September, 26, 2016
By: Yoshita Arora

Rural Inroads-what it takes!

Multi Sector


I have over 5 years of experience in the research and consulting space. Identifying and analysing consumer insights, developing rural markets and designing customer centric solutions are my key focus areas.

Rural markets seem interesting to the business world given the sheer size of the population that resides in villages of India. As of March 2015 183,439 thousand rural households incurred an aggregate annual expenditure of a whooping INR 14,788 billion across segments such as food, cosmetics, power, entertainment, healthcare, and education. So logically it makes sense for the corporates to tap into the large consumer base, multiply the sales and revenues and profits! Further improved infrastructure, increased aspirations of rural customers across income groups along with the impact of media strengthens the belief that there is a demand in rural areas. Demand for solutions that are not sub optimal or the ones that the people can make do with. There is a demand for products ranging from the luxury cars to the branded baby products. So why is it that most organizations are not successful in carving inroads for themselves in this attractive business segment?

Lack of deep insights related to customer requirements is one of the key reasons for this shortfall.  Consumers in the same income brackets can have varying priorities even for a few basic products given the family composition and awareness levels. For instance, a customer may invest INR 630 a month in a non- grid connected area to provide himself with exactly 3 lights and 1 fan worthy in a remote village of Naurangabad in Uttar Pradesh. Whereas another customer in a similar income bracket may want to invest more money in agriculture irrigation and do away with getting energy supply at home. Assessing the value proposition of the solution in customer’s- need vs aspiration hierarchy plays a critical role.

Further various organizations often end up miscalculating the effort and resources required to enter the rural markets. They are often oblivious to the estimated time and resources required to seed the market, achieve break even and start making profits. Some of the leading brands selling daily products such as soaps and tea that have made a successful foray into the rural markets, have borne losses for up to 12-24 months before breaking even.

Despite having the demand some of the bigger corporates do not deepen their channels, given the prohibitively high cost for developing the distribution channels. For instance, running pilot in a new rural geography to increase awareness levels and distribute products through alternate mediums can result in an increase in variable costs by up to 10-30% when compared to the traditional channels. Often these FMCG companies may not have a formal channel to reach the sparsely populated villages, but the informal retailers procure stock from the nearest towns and make the products available based on demand.

However, despite the challenges it is critical for businesses to establish themselves in the rural markets to sustain their own growth plans. As the urban markets would stagnate, the corporates would have to channel their efforts towards mining the rural markets. As the income, awareness and aspirational levels of the rural consumers increase, it is imperative for the corporates to provide the solutions and choices to consumers and leverage the new rural demand wave to grow their businesses.

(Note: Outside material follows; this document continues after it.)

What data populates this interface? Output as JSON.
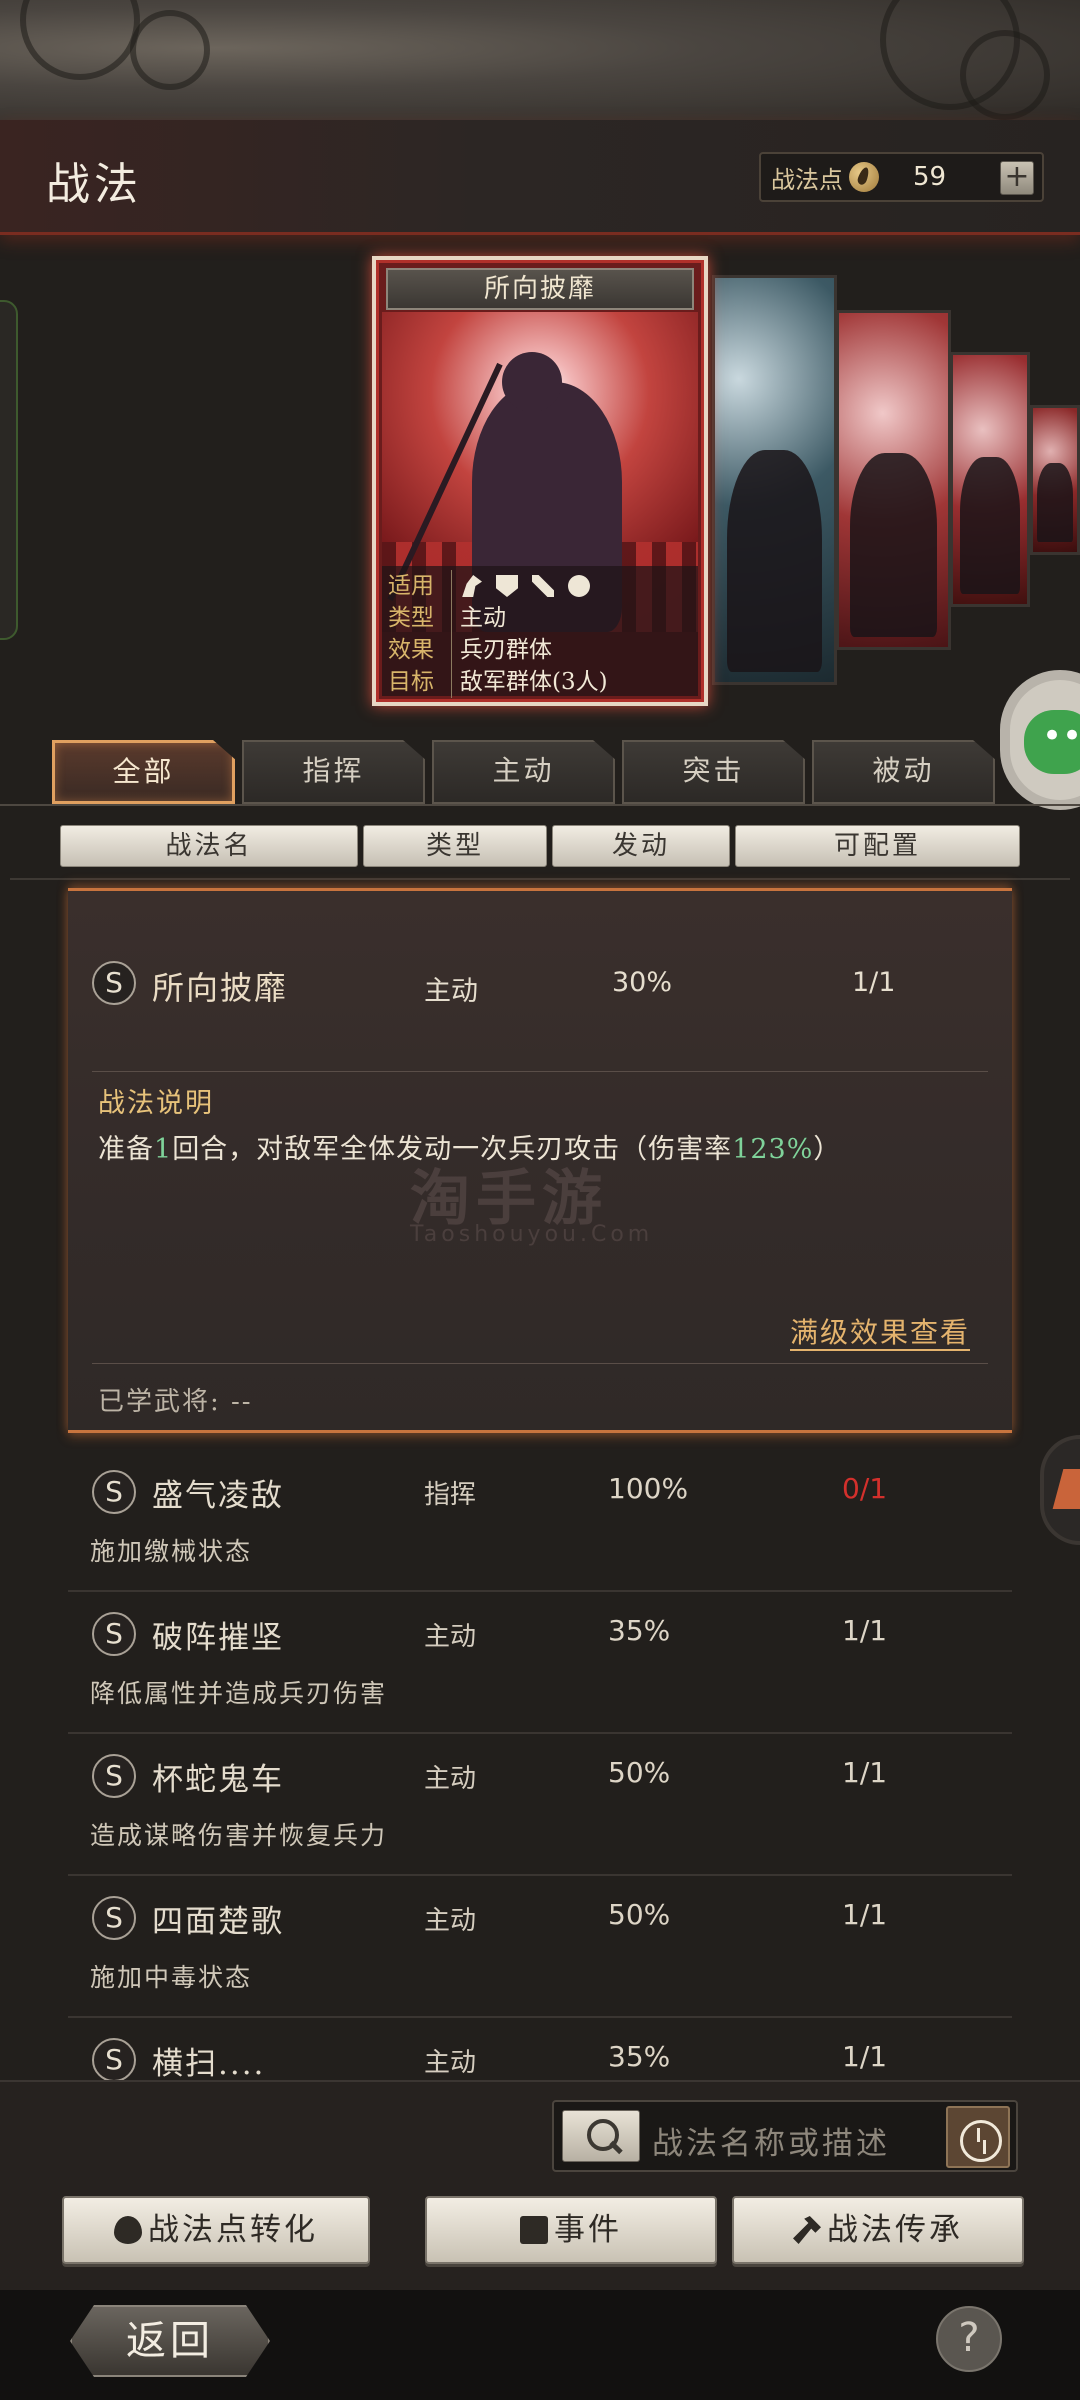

So the key question here is what an organization should do to tap into the existing and latent demand in rural markets. Rural strategy can vary based on the product type, stage of the product and organization, corporate vision and customer type. Some of the must haves to deepen the rural markets are:

Improving the distribution channel: Various options are available to the corporates including:

  • Investing in their own sales force
  • Partnering with the rural market experts such as the Project Dharma or Rural Relations
  • Partnering with the village level entrepreneur channels of self-help groups, NGOs and Microfinance institutions

Leveraging existing and established channels can reduce the breakeven cycle significantly. However, most of these channels are ideal to seed the rural markets and then progress towards using the tradition distribution channels.

Some of the critical decision making points here include assessing the geography in which the partnerships are being made. The analysis should take into consideration the need, customers’ demography and organization’s strengths and weaknesses in a given geography.

Re-designing the solution to meet rural market’s needs: One of the key success factors especially in the low income consumer segment is the ‘value’ that the product provides. Re-design the packaging, change the SKU size and mix, bundle the product with complementary products. Do whatever it takes to ensure providing the value for the buck to the consumers.

Invest in behavior change: Usage patterns, buying behavior and awareness levels of customers is just as critical as the availability of a product in a given region. Investing in inculcating behavior on frequency of purchase, point of purchase, usage of the product and expected benefits change can go a long way in helping corporates develop a relationship with its customers, thereby strengthening the customer belief and loyalty. These investments can also help the corporates in understanding the consumer needs better.

So while the rural markets seem attractive, it is imperative that corporates invest to assess the rural markets to understand the critical customer needs and also work with relevant partners to optimize their investments.